══ Record extracts
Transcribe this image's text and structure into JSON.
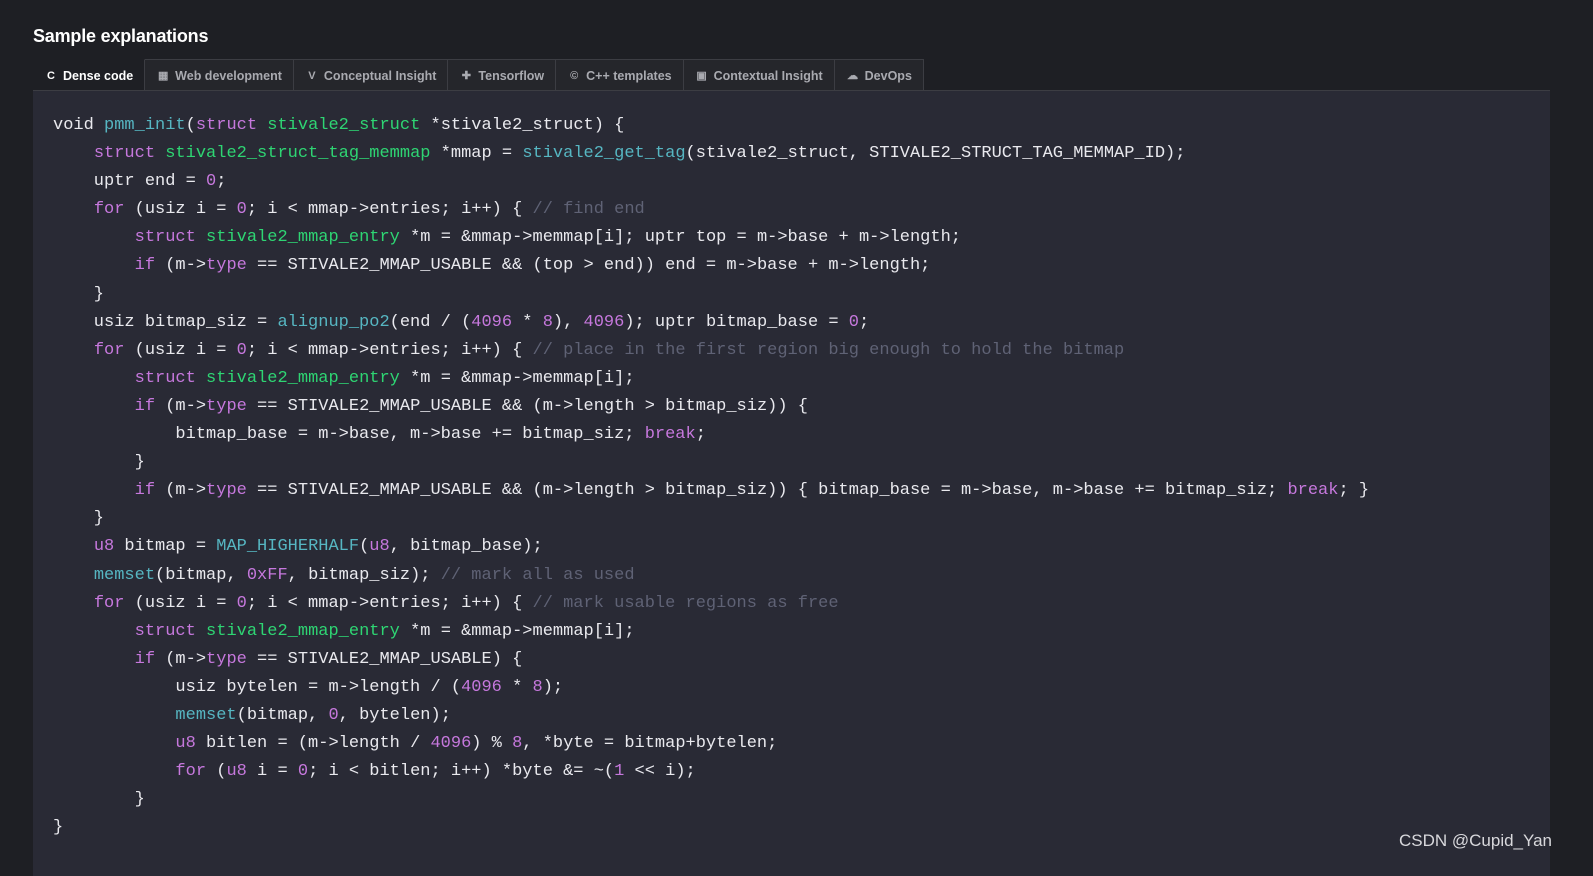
{
  "page_title": "Sample explanations",
  "tabs": [
    {
      "label": "Dense code",
      "icon": "c-language-icon",
      "glyph": "C",
      "active": true
    },
    {
      "label": "Web development",
      "icon": "web-icon",
      "glyph": "▦",
      "active": false
    },
    {
      "label": "Conceptual Insight",
      "icon": "v-icon",
      "glyph": "V",
      "active": false
    },
    {
      "label": "Tensorflow",
      "icon": "tensorflow-icon",
      "glyph": "✚",
      "active": false
    },
    {
      "label": "C++ templates",
      "icon": "cpp-icon",
      "glyph": "©",
      "active": false
    },
    {
      "label": "Contextual Insight",
      "icon": "chip-icon",
      "glyph": "▣",
      "active": false
    },
    {
      "label": "DevOps",
      "icon": "docker-icon",
      "glyph": "☁",
      "active": false
    }
  ],
  "colors": {
    "keyword": "#c678dd",
    "type": "#2ed573",
    "function": "#56b6c2",
    "number": "#c678dd",
    "comment": "#5f6275",
    "text": "#e9e9ee",
    "code_background": "#292a35",
    "page_background": "#1e1f24"
  },
  "code_lines": [
    [
      [
        "t",
        "void "
      ],
      [
        "f",
        "pmm_init"
      ],
      [
        "t",
        "("
      ],
      [
        "k",
        "struct "
      ],
      [
        "y",
        "stivale2_struct"
      ],
      [
        "t",
        " *stivale2_struct) {"
      ]
    ],
    [
      [
        "t",
        "    "
      ],
      [
        "k",
        "struct "
      ],
      [
        "y",
        "stivale2_struct_tag_memmap"
      ],
      [
        "t",
        " *mmap = "
      ],
      [
        "f",
        "stivale2_get_tag"
      ],
      [
        "t",
        "(stivale2_struct, STIVALE2_STRUCT_TAG_MEMMAP_ID);"
      ]
    ],
    [
      [
        "t",
        "    uptr end = "
      ],
      [
        "n",
        "0"
      ],
      [
        "t",
        ";"
      ]
    ],
    [
      [
        "t",
        "    "
      ],
      [
        "k",
        "for"
      ],
      [
        "t",
        " (usiz i = "
      ],
      [
        "n",
        "0"
      ],
      [
        "t",
        "; i < mmap->entries; i++) { "
      ],
      [
        "c",
        "// find end"
      ]
    ],
    [
      [
        "t",
        "        "
      ],
      [
        "k",
        "struct "
      ],
      [
        "y",
        "stivale2_mmap_entry"
      ],
      [
        "t",
        " *m = &mmap->memmap[i]; uptr top = m->base + m->length;"
      ]
    ],
    [
      [
        "t",
        "        "
      ],
      [
        "k",
        "if"
      ],
      [
        "t",
        " (m->"
      ],
      [
        "k",
        "type"
      ],
      [
        "t",
        " == STIVALE2_MMAP_USABLE && (top > end)) end = m->base + m->length;"
      ]
    ],
    [
      [
        "t",
        "    }"
      ]
    ],
    [
      [
        "t",
        "    usiz bitmap_siz = "
      ],
      [
        "f",
        "alignup_po2"
      ],
      [
        "t",
        "(end / ("
      ],
      [
        "n",
        "4096"
      ],
      [
        "t",
        " * "
      ],
      [
        "n",
        "8"
      ],
      [
        "t",
        "), "
      ],
      [
        "n",
        "4096"
      ],
      [
        "t",
        "); uptr bitmap_base = "
      ],
      [
        "n",
        "0"
      ],
      [
        "t",
        ";"
      ]
    ],
    [
      [
        "t",
        "    "
      ],
      [
        "k",
        "for"
      ],
      [
        "t",
        " (usiz i = "
      ],
      [
        "n",
        "0"
      ],
      [
        "t",
        "; i < mmap->entries; i++) { "
      ],
      [
        "c",
        "// place in the first region big enough to hold the bitmap"
      ]
    ],
    [
      [
        "t",
        "        "
      ],
      [
        "k",
        "struct "
      ],
      [
        "y",
        "stivale2_mmap_entry"
      ],
      [
        "t",
        " *m = &mmap->memmap[i];"
      ]
    ],
    [
      [
        "t",
        "        "
      ],
      [
        "k",
        "if"
      ],
      [
        "t",
        " (m->"
      ],
      [
        "k",
        "type"
      ],
      [
        "t",
        " == STIVALE2_MMAP_USABLE && (m->length > bitmap_siz)) {"
      ]
    ],
    [
      [
        "t",
        "            bitmap_base = m->base, m->base += bitmap_siz; "
      ],
      [
        "k",
        "break"
      ],
      [
        "t",
        ";"
      ]
    ],
    [
      [
        "t",
        "        }"
      ]
    ],
    [
      [
        "t",
        "        "
      ],
      [
        "k",
        "if"
      ],
      [
        "t",
        " (m->"
      ],
      [
        "k",
        "type"
      ],
      [
        "t",
        " == STIVALE2_MMAP_USABLE && (m->length > bitmap_siz)) { bitmap_base = m->base, m->base += bitmap_siz; "
      ],
      [
        "k",
        "break"
      ],
      [
        "t",
        "; }"
      ]
    ],
    [
      [
        "t",
        "    }"
      ]
    ],
    [
      [
        "t",
        "    "
      ],
      [
        "k",
        "u8"
      ],
      [
        "t",
        " bitmap = "
      ],
      [
        "f",
        "MAP_HIGHERHALF"
      ],
      [
        "t",
        "("
      ],
      [
        "k",
        "u8"
      ],
      [
        "t",
        ", bitmap_base);"
      ]
    ],
    [
      [
        "t",
        "    "
      ],
      [
        "f",
        "memset"
      ],
      [
        "t",
        "(bitmap, "
      ],
      [
        "n",
        "0xFF"
      ],
      [
        "t",
        ", bitmap_siz); "
      ],
      [
        "c",
        "// mark all as used"
      ]
    ],
    [
      [
        "t",
        "    "
      ],
      [
        "k",
        "for"
      ],
      [
        "t",
        " (usiz i = "
      ],
      [
        "n",
        "0"
      ],
      [
        "t",
        "; i < mmap->entries; i++) { "
      ],
      [
        "c",
        "// mark usable regions as free"
      ]
    ],
    [
      [
        "t",
        "        "
      ],
      [
        "k",
        "struct "
      ],
      [
        "y",
        "stivale2_mmap_entry"
      ],
      [
        "t",
        " *m = &mmap->memmap[i];"
      ]
    ],
    [
      [
        "t",
        "        "
      ],
      [
        "k",
        "if"
      ],
      [
        "t",
        " (m->"
      ],
      [
        "k",
        "type"
      ],
      [
        "t",
        " == STIVALE2_MMAP_USABLE) {"
      ]
    ],
    [
      [
        "t",
        "            usiz bytelen = m->length / ("
      ],
      [
        "n",
        "4096"
      ],
      [
        "t",
        " * "
      ],
      [
        "n",
        "8"
      ],
      [
        "t",
        ");"
      ]
    ],
    [
      [
        "t",
        "            "
      ],
      [
        "f",
        "memset"
      ],
      [
        "t",
        "(bitmap, "
      ],
      [
        "n",
        "0"
      ],
      [
        "t",
        ", bytelen);"
      ]
    ],
    [
      [
        "t",
        "            "
      ],
      [
        "k",
        "u8"
      ],
      [
        "t",
        " bitlen = (m->length / "
      ],
      [
        "n",
        "4096"
      ],
      [
        "t",
        ") % "
      ],
      [
        "n",
        "8"
      ],
      [
        "t",
        ", *byte = bitmap+bytelen;"
      ]
    ],
    [
      [
        "t",
        "            "
      ],
      [
        "k",
        "for"
      ],
      [
        "t",
        " ("
      ],
      [
        "k",
        "u8"
      ],
      [
        "t",
        " i = "
      ],
      [
        "n",
        "0"
      ],
      [
        "t",
        "; i < bitlen; i++) *byte &= ~("
      ],
      [
        "n",
        "1"
      ],
      [
        "t",
        " << i);"
      ]
    ],
    [
      [
        "t",
        "        }"
      ]
    ],
    [
      [
        "t",
        "}"
      ]
    ]
  ],
  "watermark": "CSDN @Cupid_Yan"
}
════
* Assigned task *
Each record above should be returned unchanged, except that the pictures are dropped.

* Task answer *
Transcribe this image's text and structure into JSON.
{
  "page_title": "Sample explanations",
  "tabs": [
    {
      "label": "Dense code",
      "icon": "c-language-icon",
      "glyph": "C",
      "active": true
    },
    {
      "label": "Web development",
      "icon": "web-icon",
      "glyph": "▦",
      "active": false
    },
    {
      "label": "Conceptual Insight",
      "icon": "v-icon",
      "glyph": "V",
      "active": false
    },
    {
      "label": "Tensorflow",
      "icon": "tensorflow-icon",
      "glyph": "✚",
      "active": false
    },
    {
      "label": "C++ templates",
      "icon": "cpp-icon",
      "glyph": "©",
      "active": false
    },
    {
      "label": "Contextual Insight",
      "icon": "chip-icon",
      "glyph": "▣",
      "active": false
    },
    {
      "label": "DevOps",
      "icon": "docker-icon",
      "glyph": "☁",
      "active": false
    }
  ],
  "colors": {
    "keyword": "#c678dd",
    "type": "#2ed573",
    "function": "#56b6c2",
    "number": "#c678dd",
    "comment": "#5f6275",
    "text": "#e9e9ee",
    "code_background": "#292a35",
    "page_background": "#1e1f24"
  },
  "code_lines": [
    [
      [
        "t",
        "void "
      ],
      [
        "f",
        "pmm_init"
      ],
      [
        "t",
        "("
      ],
      [
        "k",
        "struct "
      ],
      [
        "y",
        "stivale2_struct"
      ],
      [
        "t",
        " *stivale2_struct) {"
      ]
    ],
    [
      [
        "t",
        "    "
      ],
      [
        "k",
        "struct "
      ],
      [
        "y",
        "stivale2_struct_tag_memmap"
      ],
      [
        "t",
        " *mmap = "
      ],
      [
        "f",
        "stivale2_get_tag"
      ],
      [
        "t",
        "(stivale2_struct, STIVALE2_STRUCT_TAG_MEMMAP_ID);"
      ]
    ],
    [
      [
        "t",
        "    uptr end = "
      ],
      [
        "n",
        "0"
      ],
      [
        "t",
        ";"
      ]
    ],
    [
      [
        "t",
        "    "
      ],
      [
        "k",
        "for"
      ],
      [
        "t",
        " (usiz i = "
      ],
      [
        "n",
        "0"
      ],
      [
        "t",
        "; i < mmap->entries; i++) { "
      ],
      [
        "c",
        "// find end"
      ]
    ],
    [
      [
        "t",
        "        "
      ],
      [
        "k",
        "struct "
      ],
      [
        "y",
        "stivale2_mmap_entry"
      ],
      [
        "t",
        " *m = &mmap->memmap[i]; uptr top = m->base + m->length;"
      ]
    ],
    [
      [
        "t",
        "        "
      ],
      [
        "k",
        "if"
      ],
      [
        "t",
        " (m->"
      ],
      [
        "k",
        "type"
      ],
      [
        "t",
        " == STIVALE2_MMAP_USABLE && (top > end)) end = m->base + m->length;"
      ]
    ],
    [
      [
        "t",
        "    }"
      ]
    ],
    [
      [
        "t",
        "    usiz bitmap_siz = "
      ],
      [
        "f",
        "alignup_po2"
      ],
      [
        "t",
        "(end / ("
      ],
      [
        "n",
        "4096"
      ],
      [
        "t",
        " * "
      ],
      [
        "n",
        "8"
      ],
      [
        "t",
        "), "
      ],
      [
        "n",
        "4096"
      ],
      [
        "t",
        "); uptr bitmap_base = "
      ],
      [
        "n",
        "0"
      ],
      [
        "t",
        ";"
      ]
    ],
    [
      [
        "t",
        "    "
      ],
      [
        "k",
        "for"
      ],
      [
        "t",
        " (usiz i = "
      ],
      [
        "n",
        "0"
      ],
      [
        "t",
        "; i < mmap->entries; i++) { "
      ],
      [
        "c",
        "// place in the first region big enough to hold the bitmap"
      ]
    ],
    [
      [
        "t",
        "        "
      ],
      [
        "k",
        "struct "
      ],
      [
        "y",
        "stivale2_mmap_entry"
      ],
      [
        "t",
        " *m = &mmap->memmap[i];"
      ]
    ],
    [
      [
        "t",
        "        "
      ],
      [
        "k",
        "if"
      ],
      [
        "t",
        " (m->"
      ],
      [
        "k",
        "type"
      ],
      [
        "t",
        " == STIVALE2_MMAP_USABLE && (m->length > bitmap_siz)) {"
      ]
    ],
    [
      [
        "t",
        "            bitmap_base = m->base, m->base += bitmap_siz; "
      ],
      [
        "k",
        "break"
      ],
      [
        "t",
        ";"
      ]
    ],
    [
      [
        "t",
        "        }"
      ]
    ],
    [
      [
        "t",
        "        "
      ],
      [
        "k",
        "if"
      ],
      [
        "t",
        " (m->"
      ],
      [
        "k",
        "type"
      ],
      [
        "t",
        " == STIVALE2_MMAP_USABLE && (m->length > bitmap_siz)) { bitmap_base = m->base, m->base += bitmap_siz; "
      ],
      [
        "k",
        "break"
      ],
      [
        "t",
        "; }"
      ]
    ],
    [
      [
        "t",
        "    }"
      ]
    ],
    [
      [
        "t",
        "    "
      ],
      [
        "k",
        "u8"
      ],
      [
        "t",
        " bitmap = "
      ],
      [
        "f",
        "MAP_HIGHERHALF"
      ],
      [
        "t",
        "("
      ],
      [
        "k",
        "u8"
      ],
      [
        "t",
        ", bitmap_base);"
      ]
    ],
    [
      [
        "t",
        "    "
      ],
      [
        "f",
        "memset"
      ],
      [
        "t",
        "(bitmap, "
      ],
      [
        "n",
        "0xFF"
      ],
      [
        "t",
        ", bitmap_siz); "
      ],
      [
        "c",
        "// mark all as used"
      ]
    ],
    [
      [
        "t",
        "    "
      ],
      [
        "k",
        "for"
      ],
      [
        "t",
        " (usiz i = "
      ],
      [
        "n",
        "0"
      ],
      [
        "t",
        "; i < mmap->entries; i++) { "
      ],
      [
        "c",
        "// mark usable regions as free"
      ]
    ],
    [
      [
        "t",
        "        "
      ],
      [
        "k",
        "struct "
      ],
      [
        "y",
        "stivale2_mmap_entry"
      ],
      [
        "t",
        " *m = &mmap->memmap[i];"
      ]
    ],
    [
      [
        "t",
        "        "
      ],
      [
        "k",
        "if"
      ],
      [
        "t",
        " (m->"
      ],
      [
        "k",
        "type"
      ],
      [
        "t",
        " == STIVALE2_MMAP_USABLE) {"
      ]
    ],
    [
      [
        "t",
        "            usiz bytelen = m->length / ("
      ],
      [
        "n",
        "4096"
      ],
      [
        "t",
        " * "
      ],
      [
        "n",
        "8"
      ],
      [
        "t",
        ");"
      ]
    ],
    [
      [
        "t",
        "            "
      ],
      [
        "f",
        "memset"
      ],
      [
        "t",
        "(bitmap, "
      ],
      [
        "n",
        "0"
      ],
      [
        "t",
        ", bytelen);"
      ]
    ],
    [
      [
        "t",
        "            "
      ],
      [
        "k",
        "u8"
      ],
      [
        "t",
        " bitlen = (m->length / "
      ],
      [
        "n",
        "4096"
      ],
      [
        "t",
        ") % "
      ],
      [
        "n",
        "8"
      ],
      [
        "t",
        ", *byte = bitmap+bytelen;"
      ]
    ],
    [
      [
        "t",
        "            "
      ],
      [
        "k",
        "for"
      ],
      [
        "t",
        " ("
      ],
      [
        "k",
        "u8"
      ],
      [
        "t",
        " i = "
      ],
      [
        "n",
        "0"
      ],
      [
        "t",
        "; i < bitlen; i++) *byte &= ~("
      ],
      [
        "n",
        "1"
      ],
      [
        "t",
        " << i);"
      ]
    ],
    [
      [
        "t",
        "        }"
      ]
    ],
    [
      [
        "t",
        "}"
      ]
    ]
  ],
  "watermark": "CSDN @Cupid_Yan"
}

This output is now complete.